09 Feb Build a Strategic Thinking Component into Your Strategic Planning to Get Better Results
Strategic thinking is the type of thinking that goes on within the mind of the CEO and the key people around him or her that helps them determine the “look” of the organization at some point in the future. Decisions that “fit” within the parameters of this strategic profile are then taken and implemented, and decisions that do not “fit” the profile are rejected.
Strategic thinking attempts to determine “what” an organization should look like in the future, whereas strategic planning helps choose “how” to get there.
Executives of many companies and organizations are thought to be operationally competent but strategically deficient. In the past, U. S. companies/organizations could do no wrong, so there was no need to develop strategic skills. Now, the need exists to develop better long-term strategies that are smart in allocation and pursuit of opportunities.
Strategic planning emphasizes quantitative and numbers planning which discourages risk taking and innovation. Most strategic planning forces people to make extrapolations of historical numbers. They oblige managers to look back at five years of history and make numerical projections for the next five years by adjusting for costs, inflation, share, etc. This type of planning does nothing to change the direction or composition of the company or organization. For many, this type of planning becomes a rote exercise.
Strategic thinking is a process that enables the management team to sit together and think through the qualitative aspects (opinions, judgments, and even feelings) of its business and the environment it faces. The team can then decide on a common and shared vision and a strategy for the future of its organization. It enables management to put the organization in a position of survival and prosperity within a changing environment. Strategic thinking starts with a clarification of the organization’s current profile – scope of products/services, how products/services are grouped, trends or cycles they experience, scope of geographic areas they serve, the user groups they have attracted, the structure in place to support the identified products/services, the current driving force, current business concept, current areas of excellence, corporate beliefs/values, etc. Then, you proceed to an in-depth analysis of internal
and external variables, then look at various driving forces to determine which can propel you into succeeding in the future, all to create a tentative strategic profile. Then you look at who the competition is before creating a final strategic profile.
Strategic thinking gives you an opportunity to think through the implications of the changes made in strategy and direction and to identify the critical issues that stand in the way of making your strategy work. Resolving these issues become management’s agenda.

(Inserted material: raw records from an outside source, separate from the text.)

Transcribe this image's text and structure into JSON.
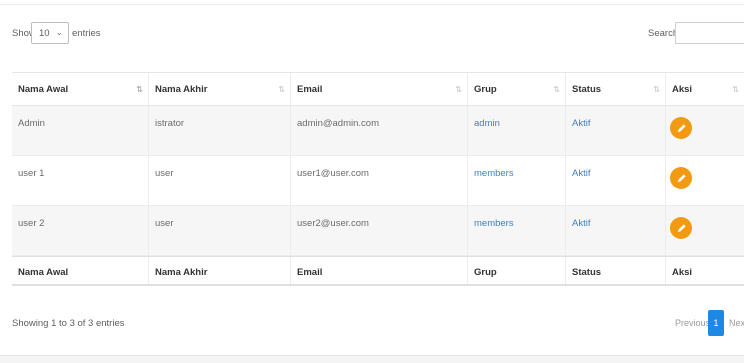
{
  "controls": {
    "show_label": "Show",
    "page_size": "10",
    "entries_label": "entries",
    "search_label": "Search:",
    "search_value": ""
  },
  "table": {
    "headers": [
      "Nama Awal",
      "Nama Akhir",
      "Email",
      "Grup",
      "Status",
      "Aksi"
    ],
    "rows": [
      [
        "Admin",
        "istrator",
        "admin@admin.com",
        "admin",
        "Aktif"
      ],
      [
        "user 1",
        "user",
        "user1@user.com",
        "members",
        "Aktif"
      ],
      [
        "user 2",
        "user",
        "user2@user.com",
        "members",
        "Aktif"
      ]
    ],
    "footers": [
      "Nama Awal",
      "Nama Akhir",
      "Email",
      "Grup",
      "Status",
      "Aksi"
    ]
  },
  "info": "Showing 1 to 3 of 3 entries",
  "pagination": {
    "previous": "Previous",
    "current_page": "1",
    "next": "Next"
  },
  "colors": {
    "accent": "#1e88e5",
    "link": "#3f7fc1",
    "edit_button": "#f29b12"
  },
  "icons": {
    "sort": "sort-arrows-icon",
    "edit": "pencil-icon",
    "select": "chevron-down-icon"
  }
}
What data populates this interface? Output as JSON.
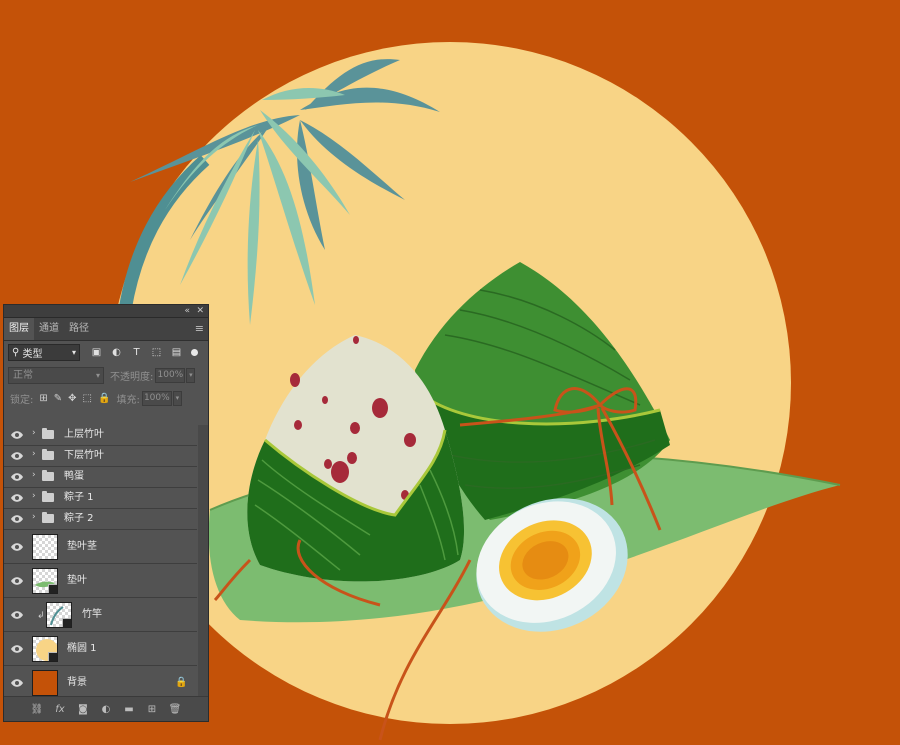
{
  "panel": {
    "collapse_icon": "double-chevron-left",
    "close_icon": "close",
    "tabs": [
      {
        "label": "图层",
        "active": true
      },
      {
        "label": "通道",
        "active": false
      },
      {
        "label": "路径",
        "active": false
      }
    ],
    "filter": {
      "label": "类型"
    },
    "blend_mode": "正常",
    "opacity_label": "不透明度:",
    "opacity_value": "100%",
    "lock_label": "锁定:",
    "fill_label": "填充:",
    "fill_value": "100%",
    "layers": [
      {
        "name": "上层竹叶",
        "kind": "group",
        "visible": true
      },
      {
        "name": "下层竹叶",
        "kind": "group",
        "visible": true
      },
      {
        "name": "鸭蛋",
        "kind": "group",
        "visible": true
      },
      {
        "name": "粽子 1",
        "kind": "group",
        "visible": true
      },
      {
        "name": "粽子 2",
        "kind": "group",
        "visible": true
      },
      {
        "name": "垫叶茎",
        "kind": "layer",
        "visible": true
      },
      {
        "name": "垫叶",
        "kind": "layer",
        "visible": true
      },
      {
        "name": "竹竿",
        "kind": "clipped-layer",
        "visible": true
      },
      {
        "name": "椭圆 1",
        "kind": "shape-layer",
        "visible": true
      },
      {
        "name": "背景",
        "kind": "background",
        "visible": true,
        "locked": true
      }
    ],
    "bottom_icons": [
      "link-icon",
      "fx-icon",
      "mask-icon",
      "adjustment-icon",
      "folder-icon",
      "new-layer-icon",
      "trash-icon"
    ]
  },
  "canvas": {
    "background_color": "#C45208",
    "moon_color": "#F8D486",
    "leaf_plate_color": "#7CBC70",
    "zongzi_wrap_color": "#3E8F32",
    "rice_color": "#E2E2CF",
    "egg_white_color": "#F2F6F4",
    "yolk_color": "#F0A21A",
    "bamboo_leaf_dark": "#5A9399",
    "bamboo_leaf_light": "#8CC7B0",
    "string_color": "#C8531A"
  }
}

The dynamics and complexity of the world require more than conventional wisdom and experience – merely setting objectives without examining what actions are feasible and what alternatives are available isn’t sufficient. In the past, strategies have been based on the objectives and goals you choose, not on environment and abilities. This usually leads to objectives that are set unrealistically high and difficult to attain unless there are unlimited resources. An opportunity exists within every organization to embark on a process that challenges the status quo and stretches current thinking in planning for the future, while enjoying past and current successes.